Land-based carbon projects can help to build secure and sustainable livelihoods for remote and impoverished communities. In addition to strengthening and safeguarding ecological integrity, well-designed and implemented carbon projects can advance the role of local stakeholders in governing and managing landscapes. These projects, which should have free, prior, and informed consent, emphasize participatory processes and equitable benefit-sharing. During the economic shocks created by the COVID-19 pandemic, carbon projects have provided important livelihoods and social services to remote communities.
When forest-dependent people do not have secure tenure, can carbon projects lead to restrictions on forest area and uses?
REDD+ projects designed for the sale of Verified Emissions Reductions (VERs) are required to be verified according to a standard. The most common is the Verified Carbon Standard (VCS). This standard has an extensive set of safeguards underpinned by principles that avoid harm to communities and ecosystems. The VCS encourages carbon projects to actively support local communities to strengthen their tenure rights and claims. According to the VCS: “The project proponent shall recognize, respect and support local stakeholders’ property rights and, where feasible, take measures to help secure rights.” In addition to VCS verification, many REDD+ carbon projects are certified by the Climate, Community & Biodiversity Standards (CCB Standards). These standards aim to support land management activities that credibly mitigate global climate change, improve the well-being of local communities while reducing their poverty and conserving biodiversity.
Although risks exist on a case-by-case basis, third-party verification required for projects to be registered helps to ensure that safeguards are in place. It also supports community mobilization to strengthen tenure and management rights.
My country has a domestic market mechanism for carbon trading. But it doesn’t include safeguards. Does RECOFTC engage with this carbon trading mechanism?
RECOFTC advocates for and encourages all countries and partners to ensure that robust safeguards are central to their land-based approaches. Where safeguards do not yet exist and where there are opportunities for local communities to benefit from good land stewardship through climate finance, RECOFTC applies its own standards. These include RECOFTC’s Social and Environmental Principles and the principles of the Peoples Forest Partnership as minimum standards for engagement.

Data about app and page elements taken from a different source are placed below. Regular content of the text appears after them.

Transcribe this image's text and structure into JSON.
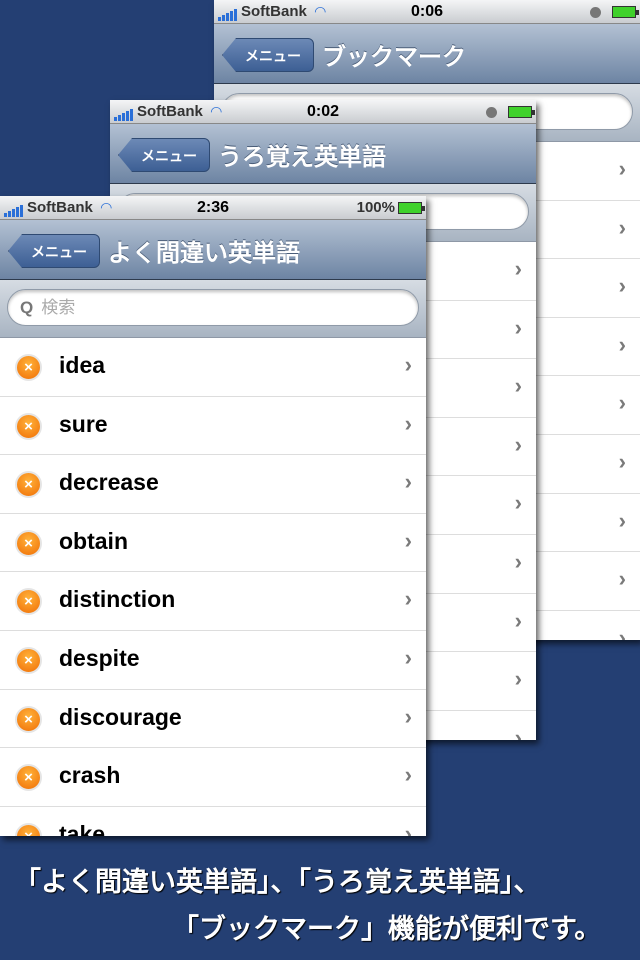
{
  "screens": [
    {
      "carrier": "SoftBank",
      "time": "0:06",
      "battery": "",
      "back": "メニュー",
      "title": "ブックマーク",
      "search_placeholder": "",
      "rows": [
        "",
        "",
        "",
        "",
        "",
        "",
        "",
        "",
        ""
      ]
    },
    {
      "carrier": "SoftBank",
      "time": "0:02",
      "battery": "",
      "back": "メニュー",
      "title": "うろ覚え英単語",
      "search_placeholder": "",
      "rows": [
        "",
        "",
        "",
        "",
        "",
        "",
        "",
        "",
        ""
      ]
    },
    {
      "carrier": "SoftBank",
      "time": "2:36",
      "battery": "100%",
      "back": "メニュー",
      "title": "よく間違い英単語",
      "search_placeholder": "検索",
      "rows": [
        "idea",
        "sure",
        "decrease",
        "obtain",
        "distinction",
        "despite",
        "discourage",
        "crash",
        "take"
      ]
    }
  ],
  "caption": {
    "line1": "「よく間違い英単語」、「うろ覚え英単語」、",
    "line2": "「ブックマーク」機能が便利です。"
  },
  "colors": {
    "background": "#243f73",
    "battery": "#3fd12b",
    "delete": "#f06e05"
  }
}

Communities, civil society, and other partners can be assured that these represent the gold standard of upholding community rights and participation and are applied to all of RECOFTC’s engagements in carbon project development.
RECOFTC's work is made possible with the continuous support of the Swiss Agency for Development and Cooperation (SDC) and the Swedish International Development Cooperation Agency (Sida).